LOCAL AND AREA NEWS: John Salter makes use of a new Ford auto in delivering the mail to patrons of his rural mail route. A parcel Post social will be held in the basement of the M.E.Church (Anyone know what this is???) C.H.Heisler recently purchased a fine new automobile. Robert McKeown was overcome by the heat while working in oats harvest last week. Mrs. C.M.Bell's Sabbath school class of little girls and boys enjoyed a picnic party in the Stronghurst village park; ice cream and cake were served.
Mrs. G.W.Worley is till quite ill from rheumatism. The Wm. Crownover barn near Lomax burned; origin of the fire is not known. Mrs. Dr. Henderson took her departure for Alamosa, Colo. where she will spend several weeks with the hopes of recuperating. Mrs. Elizabeth Ann Munson, a former resident of Raritan and a sister of Geo. W.VanDoren, died at the home of her daughter at Rippey, Iowa, July 22nd at the age of 76 years.
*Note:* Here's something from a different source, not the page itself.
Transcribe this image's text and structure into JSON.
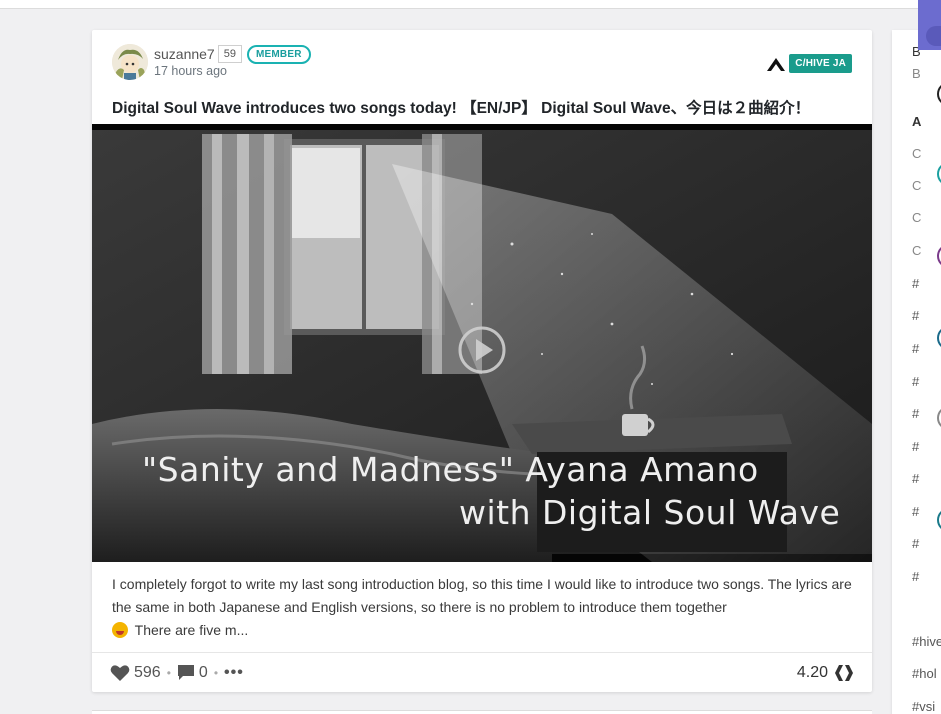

The pest known as the Southern Corn Root Worm is inflicting great damage to growing corn in some sections of Hancock County. A number of fields have been almost totally destroyed and will have to be disced for wheat.
W.E.Hurd has moved his Novelty Repair shop from the building just north of the McKeown & Knutstrom garage to his residence and Mr. L. Odegard, the tailor, has moved into the vacated place. Oil leases on practically all of the land adjacent to Ellison Creek for a mile or two on either side have been filed with County Clerk Martin.
In this connection we learn that the state Geological Survey Commission has authorized a survey of what is known as the LaHarpe and Good Hope quadrangles, which include a considerable portion of Henderson County and that complete studies of oil and gas resources and other mineral products are. made a second step after the topographic maps are finished.
BARN IN FLAMES: Wednesday afternoon neighbors discovered smoke rolling in huge volumes from the barn in the rear of the B.L.Tucker lot on the alley between Division and Elizabeth Streets and north of Main Street. An alarm was quickly turned in, but before the firemen reached the scene and could get a lead of hose attached to the hydrant nearest to the building, the whole structure was a mass of flames and there was no possibility of saving it. A lot of packing cases and excelsior and a load or more of hay and straw in the barn turned the interior into a raging furnace of flames within a few minutes.
A driving pony was in the barn so Mr. Tucker's on Clem entered the burning building and tried to get it out. The animal, however, was crazed by fear and refused to leave and had to be left to its fate. Sparks from the building started small blazes on the roofs of several out buildings in the neighborhood, but these were quickly extinguished and the extent of the loss was confined to the barn and its contents. Mr. Tucker carried a small amount of insurance on the building. He desires to express his gratitude to the firemen and all who worked so hard trying to save his property and preventing the fire from spreading to adjoining buildings.